Divorce is regulated by the Divorce Act, which is a federal law.  This means that it applies to everyone in Canada, no matter where they live.

Only people who are married can get divorced.

There is no requirement to divorce if a marriage comes to an end.  Some people wait years, some wait until they need to be divorced in order to remarry and some never divorce.  It is perfectly legal to live in a common-law relationship while still married to someone else, but it would not be legal to marry this person until divorced from the first spouse.

What reason do I need to get divorced?

There is only one legal ground (or reason) for divorce in Canada -- marriage breakdown.

This is defined as:

  • the spouses have lived separate and apart for at least one year
  • either spouse has committed adultery
  • either spouse has treated the other with serious physical or mental cruelty

Most Canadians simply wait until they have lived separate and apart for a year to apply for a divorce.

How can we live separate and apart in the same house?

This term is a bit misleading, as people can actually live separate and apart while they live in the same house, as long as their relationship and dealings with one another do not look like they are a couple.

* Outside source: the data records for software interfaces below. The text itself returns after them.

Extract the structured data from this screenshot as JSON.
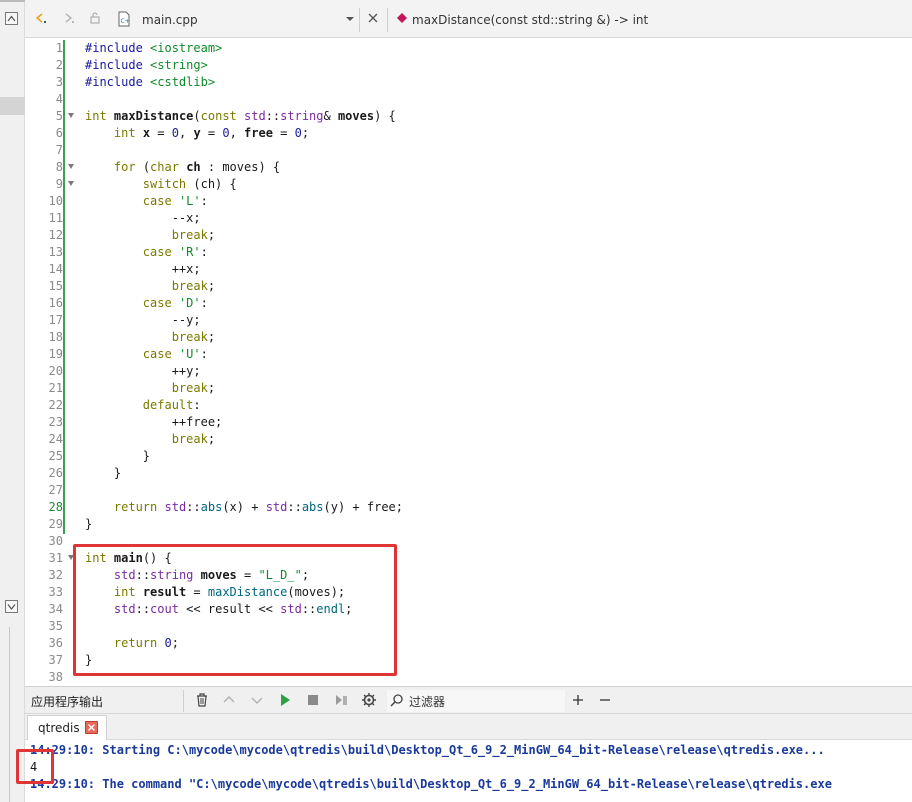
{
  "toolbar": {
    "file_name": "main.cpp",
    "function_signature": "maxDistance(const std::string &) -> int"
  },
  "editor": {
    "line_numbers": [
      "1",
      "2",
      "3",
      "4",
      "5",
      "6",
      "7",
      "8",
      "9",
      "10",
      "11",
      "12",
      "13",
      "14",
      "15",
      "16",
      "17",
      "18",
      "19",
      "20",
      "21",
      "22",
      "23",
      "24",
      "25",
      "26",
      "27",
      "28",
      "29",
      "30",
      "31",
      "32",
      "33",
      "34",
      "35",
      "36",
      "37",
      "38"
    ],
    "current_line": "28",
    "code": {
      "l1": {
        "a": "#include ",
        "b": "<iostream>"
      },
      "l2": {
        "a": "#include ",
        "b": "<string>"
      },
      "l3": {
        "a": "#include ",
        "b": "<cstdlib>"
      },
      "l5": {
        "int": "int",
        "name": "maxDistance",
        "p1": "(",
        "const": "const",
        "std": "std",
        "sep": "::",
        "string": "string",
        "amp": "& ",
        "moves": "moves",
        "p2": ") {"
      },
      "l6": {
        "int": "int",
        "x": "x",
        "eq1": " = ",
        "z1": "0",
        "c1": ", ",
        "y": "y",
        "eq2": " = ",
        "z2": "0",
        "c2": ", ",
        "free": "free",
        "eq3": " = ",
        "z3": "0",
        "end": ";"
      },
      "l8": {
        "for": "for",
        "p1": " (",
        "char": "char",
        "ch": "ch",
        "rest": " : moves) {"
      },
      "l9": {
        "switch": "switch",
        "rest": " (ch) {"
      },
      "l10": {
        "case": "case",
        "val": "'L'",
        "colon": ":"
      },
      "l11": {
        "text": "--x;"
      },
      "l12": {
        "brk": "break",
        "end": ";"
      },
      "l13": {
        "case": "case",
        "val": "'R'",
        "colon": ":"
      },
      "l14": {
        "text": "++x;"
      },
      "l15": {
        "brk": "break",
        "end": ";"
      },
      "l16": {
        "case": "case",
        "val": "'D'",
        "colon": ":"
      },
      "l17": {
        "text": "--y;"
      },
      "l18": {
        "brk": "break",
        "end": ";"
      },
      "l19": {
        "case": "case",
        "val": "'U'",
        "colon": ":"
      },
      "l20": {
        "text": "++y;"
      },
      "l21": {
        "brk": "break",
        "end": ";"
      },
      "l22": {
        "def": "default",
        "colon": ":"
      },
      "l23": {
        "text": "++free;"
      },
      "l24": {
        "brk": "break",
        "end": ";"
      },
      "l25": {
        "text": "}"
      },
      "l26": {
        "text": "}"
      },
      "l28": {
        "ret": "return",
        "s1": "std",
        "sep1": "::",
        "abs1": "abs",
        "a1": "(x) + ",
        "s2": "std",
        "sep2": "::",
        "abs2": "abs",
        "a2": "(y) + free;"
      },
      "l29": {
        "text": "}"
      },
      "l31": {
        "int": "int",
        "main": "main",
        "rest": "() {"
      },
      "l32": {
        "std": "std",
        "sep": "::",
        "string": "string",
        "moves": "moves",
        "eq": " = ",
        "str": "\"L_D_\"",
        "end": ";"
      },
      "l33": {
        "int": "int",
        "result": "result",
        "eq": " = ",
        "call": "maxDistance",
        "rest": "(moves);"
      },
      "l34": {
        "s1": "std",
        "sep1": "::",
        "cout": "cout",
        "o1": " << ",
        "result": "result",
        "o2": " << ",
        "s2": "std",
        "sep2": "::",
        "endl": "endl",
        "end": ";"
      },
      "l36": {
        "ret": "return",
        "zero": "0",
        "end": ";"
      },
      "l37": {
        "text": "}"
      }
    }
  },
  "output_pane": {
    "title": "应用程序输出",
    "filter_placeholder": "过滤器",
    "tab_label": "qtredis",
    "lines": [
      "14:29:10: Starting C:\\mycode\\mycode\\qtredis\\build\\Desktop_Qt_6_9_2_MinGW_64_bit-Release\\release\\qtredis.exe...",
      "4",
      "14:29:10: The command \"C:\\mycode\\mycode\\qtredis\\build\\Desktop_Qt_6_9_2_MinGW_64_bit-Release\\release\\qtredis.exe"
    ]
  },
  "colors": {
    "highlight_box": "#e03535",
    "change_bar": "#3aa052",
    "output_blue": "#1a3a9a"
  },
  "icons": [
    "back-icon",
    "forward-icon",
    "lock-icon",
    "file-icon",
    "dropdown-icon",
    "close-icon",
    "function-icon",
    "clear-icon",
    "up-icon",
    "down-icon",
    "run-icon",
    "stop-icon",
    "attach-icon",
    "gear-icon",
    "search-icon",
    "add-icon",
    "remove-icon",
    "tab-close-icon"
  ]
}
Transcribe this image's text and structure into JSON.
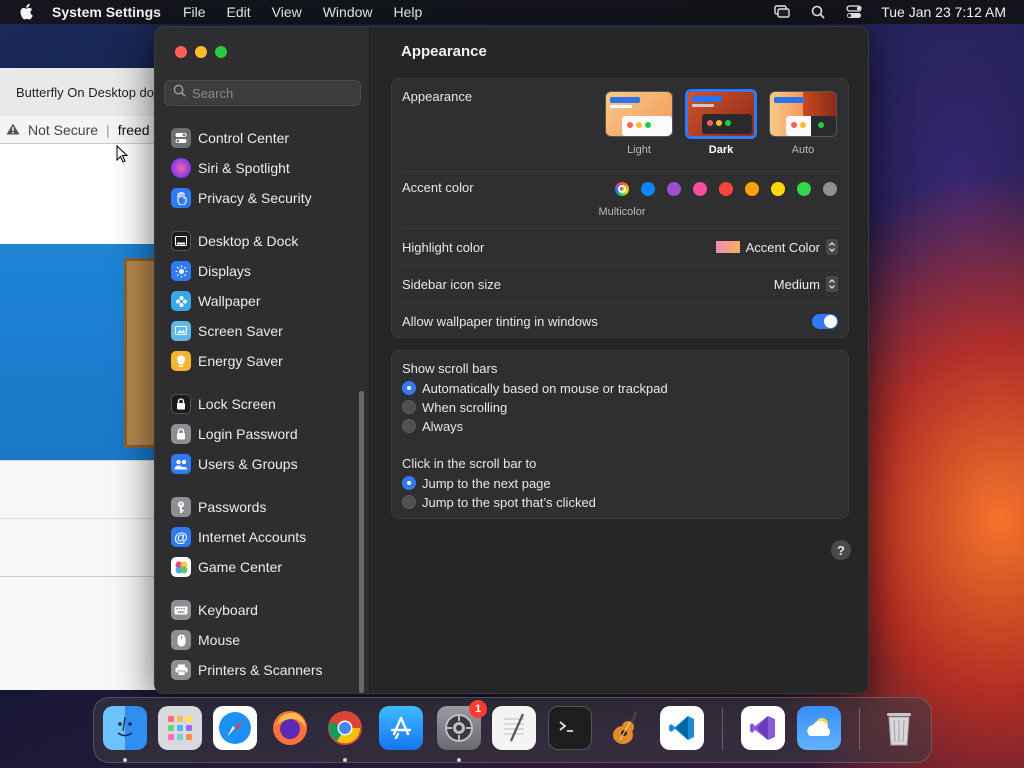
{
  "menubar": {
    "app_name": "System Settings",
    "items": [
      "File",
      "Edit",
      "View",
      "Window",
      "Help"
    ],
    "clock": "Tue Jan 23  7:12 AM"
  },
  "browser": {
    "tab_title": "Butterfly On Desktop do",
    "not_secure": "Not Secure",
    "url": "freed"
  },
  "search": {
    "placeholder": "Search"
  },
  "sidebar": {
    "items": [
      {
        "label": "Control Center",
        "icon": "control-center-icon",
        "color": "#6e6e73"
      },
      {
        "label": "Siri & Spotlight",
        "icon": "siri-icon",
        "color": "#b03de0"
      },
      {
        "label": "Privacy & Security",
        "icon": "hand-icon",
        "color": "#2f7bf5"
      },
      {
        "label": "Desktop & Dock",
        "icon": "dock-icon",
        "color": "#1c1c1e"
      },
      {
        "label": "Displays",
        "icon": "sun-icon",
        "color": "#2f7bf5"
      },
      {
        "label": "Wallpaper",
        "icon": "flower-icon",
        "color": "#38a8e8"
      },
      {
        "label": "Screen Saver",
        "icon": "screen-saver-icon",
        "color": "#5fb8e8"
      },
      {
        "label": "Energy Saver",
        "icon": "bulb-icon",
        "color": "#f5b530"
      },
      {
        "label": "Lock Screen",
        "icon": "lock-icon",
        "color": "#1c1c1e"
      },
      {
        "label": "Login Password",
        "icon": "lock-icon",
        "color": "#8e8e93"
      },
      {
        "label": "Users & Groups",
        "icon": "users-icon",
        "color": "#2f7bf5"
      },
      {
        "label": "Passwords",
        "icon": "key-icon",
        "color": "#8e8e93"
      },
      {
        "label": "Internet Accounts",
        "icon": "at-icon",
        "color": "#2f7bf5"
      },
      {
        "label": "Game Center",
        "icon": "game-center-icon",
        "color": "#ffffff"
      },
      {
        "label": "Keyboard",
        "icon": "keyboard-icon",
        "color": "#8e8e93"
      },
      {
        "label": "Mouse",
        "icon": "mouse-icon",
        "color": "#8e8e93"
      },
      {
        "label": "Printers & Scanners",
        "icon": "printer-icon",
        "color": "#8e8e93"
      }
    ]
  },
  "main": {
    "title": "Appearance",
    "appearance": {
      "label": "Appearance",
      "options": [
        "Light",
        "Dark",
        "Auto"
      ],
      "selected": "Dark"
    },
    "accent": {
      "label": "Accent color",
      "multicolor_label": "Multicolor",
      "colors": [
        "#e0e0e0",
        "#0a84ff",
        "#9b4fd0",
        "#f74f9e",
        "#ff453a",
        "#ff9f0a",
        "#ffd60a",
        "#32d74b",
        "#8e8e93"
      ]
    },
    "highlight": {
      "label": "Highlight color",
      "value": "Accent Color"
    },
    "sidebar_icon_size": {
      "label": "Sidebar icon size",
      "value": "Medium"
    },
    "tinting": {
      "label": "Allow wallpaper tinting in windows",
      "enabled": true
    },
    "scroll_bars": {
      "label": "Show scroll bars",
      "options": [
        "Automatically based on mouse or trackpad",
        "When scrolling",
        "Always"
      ],
      "selected": 0
    },
    "click_scroll": {
      "label": "Click in the scroll bar to",
      "options": [
        "Jump to the next page",
        "Jump to the spot that’s clicked"
      ],
      "selected": 0
    },
    "help": "?"
  },
  "dock": {
    "apps": [
      {
        "name": "Finder",
        "icon": "finder-icon",
        "running": true
      },
      {
        "name": "Launchpad",
        "icon": "launchpad-icon",
        "running": false
      },
      {
        "name": "Safari",
        "icon": "safari-icon",
        "running": false
      },
      {
        "name": "Firefox",
        "icon": "firefox-icon",
        "running": false
      },
      {
        "name": "Chrome",
        "icon": "chrome-icon",
        "running": true
      },
      {
        "name": "App Store",
        "icon": "app-store-icon",
        "running": false
      },
      {
        "name": "System Settings",
        "icon": "system-settings-icon",
        "running": true,
        "badge": "1"
      },
      {
        "name": "TextEdit",
        "icon": "textedit-icon",
        "running": false
      },
      {
        "name": "Terminal",
        "icon": "terminal-icon",
        "running": false
      },
      {
        "name": "GarageBand",
        "icon": "garageband-icon",
        "running": false
      },
      {
        "name": "VS Code",
        "icon": "vscode-icon",
        "running": false
      },
      {
        "name": "Visual Studio",
        "icon": "visual-studio-icon",
        "running": false
      },
      {
        "name": "Weather",
        "icon": "weather-icon",
        "running": false
      },
      {
        "name": "Trash",
        "icon": "trash-icon",
        "running": false
      }
    ]
  }
}
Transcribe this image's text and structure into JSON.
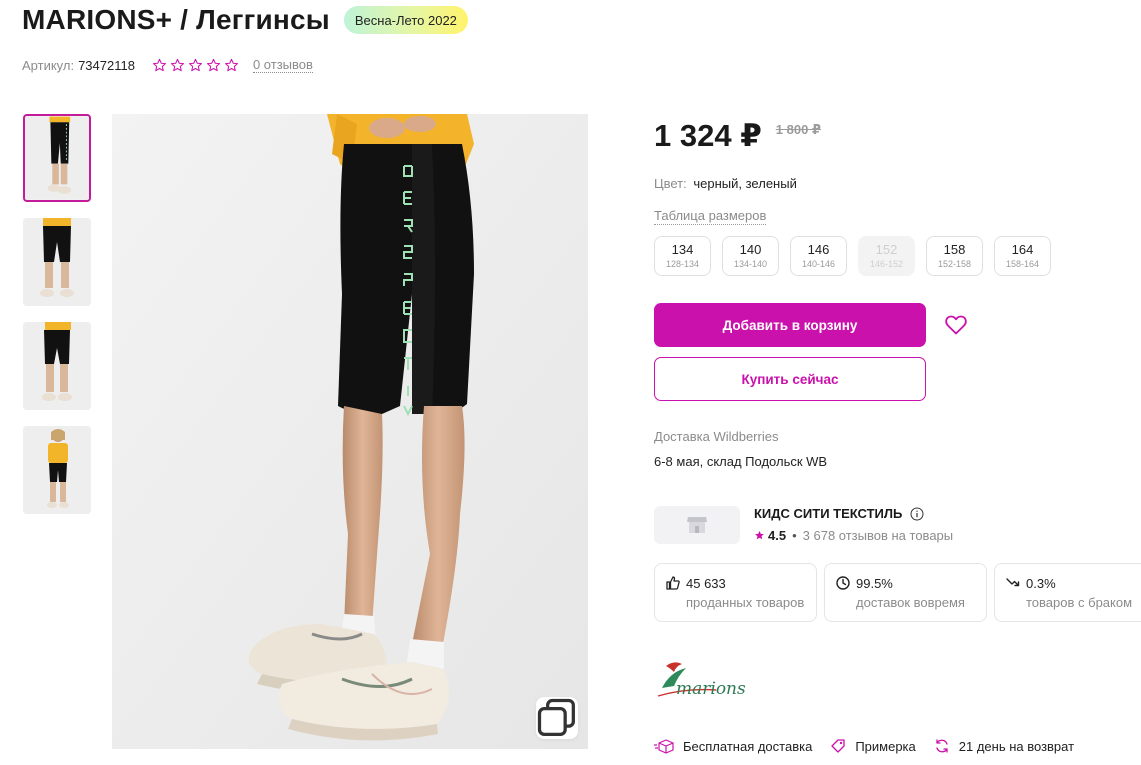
{
  "product": {
    "title": "MARIONS+ / Леггинсы",
    "season_badge": "Весна-Лето 2022",
    "article_label": "Артикул:",
    "article_value": "73472118",
    "rating_stars": 0,
    "reviews_link": "0 отзывов"
  },
  "price": {
    "current": "1 324 ₽",
    "old": "1 800 ₽"
  },
  "color": {
    "label": "Цвет:",
    "value": "черный, зеленый"
  },
  "size_table_link": "Таблица размеров",
  "sizes": [
    {
      "ru": "134",
      "range": "128-134",
      "available": true
    },
    {
      "ru": "140",
      "range": "134-140",
      "available": true
    },
    {
      "ru": "146",
      "range": "140-146",
      "available": true
    },
    {
      "ru": "152",
      "range": "146-152",
      "available": false
    },
    {
      "ru": "158",
      "range": "152-158",
      "available": true
    },
    {
      "ru": "164",
      "range": "158-164",
      "available": true
    }
  ],
  "actions": {
    "add_to_cart": "Добавить в корзину",
    "buy_now": "Купить сейчас"
  },
  "delivery": {
    "label": "Доставка Wildberries",
    "value": "6-8 мая, склад Подольск WB"
  },
  "seller": {
    "name": "КИДС СИТИ ТЕКСТИЛЬ",
    "rating": "4.5",
    "reviews": "3 678 отзывов на товары"
  },
  "stats": [
    {
      "icon": "thumbs-up-icon",
      "value": "45 633",
      "label": "проданных товаров"
    },
    {
      "icon": "clock-icon",
      "value": "99.5%",
      "label": "доставок вовремя"
    },
    {
      "icon": "trend-down-icon",
      "value": "0.3%",
      "label": "товаров с браком"
    }
  ],
  "features": [
    {
      "icon": "free-delivery-icon",
      "label": "Бесплатная доставка"
    },
    {
      "icon": "tag-icon",
      "label": "Примерка"
    },
    {
      "icon": "return-icon",
      "label": "21 день на возврат"
    }
  ],
  "colors": {
    "accent": "#cb11ab",
    "text": "#1a1a1a",
    "muted": "#8b8b8b"
  }
}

For example, at least one of them must accept that the marriage is over.  They can no longer socialize as a couple and should end their conjugal relationship.  They should separate their financial responsibilities (for example, bank accounts and credit cards) and household tasks (for example, laundry and meal preparation).  If there are children, they should spend time with them separately.

Can I get custody when I get divorced?

When people apply for a divorce, they can also resolve related issues: child custody and access, child support and spousal support.

Because applying for divorce costs more money and cannot be started until one year has passed, many people sort out these other issues using provincial family law and then apply for a divorce at some time in the future.

Can I get a divorce through arbitration?

While people can use alternative dispute resolution techniques to resolve many of the issues that arise on relationship breakdown, a civil divorce can only be granted through the court.

Can the court refuse to give me a divorce?

The court can refuse to grant a divorce if it feels the amount of child support is inappropriate or if it believes the parties have not told the truth.

What about religious remarriage?

The Divorce Act has provisions to ensure that neither spouse can unreasonably refuse to remove barriers to the religious remarriage of the other spouse, although a determined and controlling spouse can find ways around these provisions if he wants to ensure his ex-wife cannot remarry in her religion

A recent case in the Supreme Court says that, in some circumstances, a spouse who refuses to remove these barriers may have to pay damages to his former spouse.

What if I was divorced somewhere else?

Canada recognizes divorces granted in other countries if they were conducted in accordance with the laws of that country and if either spouse lived in that country for at least one year before applying for the divorce.

This Fact Sheet contains general legal information only.  It is not a legal document, nor is it a replacement for legal advice.  Anyone in a situation involving family, immigration or refugee law is strongly urged to meet with a lawyer to understand fully their rights and responsibilities, the legal options available to them and appropriate legal processes.  A lawyer can interpret the law and provide advice based on the personal facts and information in the specific case.

For information about finding a lawyer in your community, contact Legal Aid Ontario at 1 800 668 8258 or 417 979 1446.

You can also visit Legal Aid Ontario online at www.legalaid.on.ca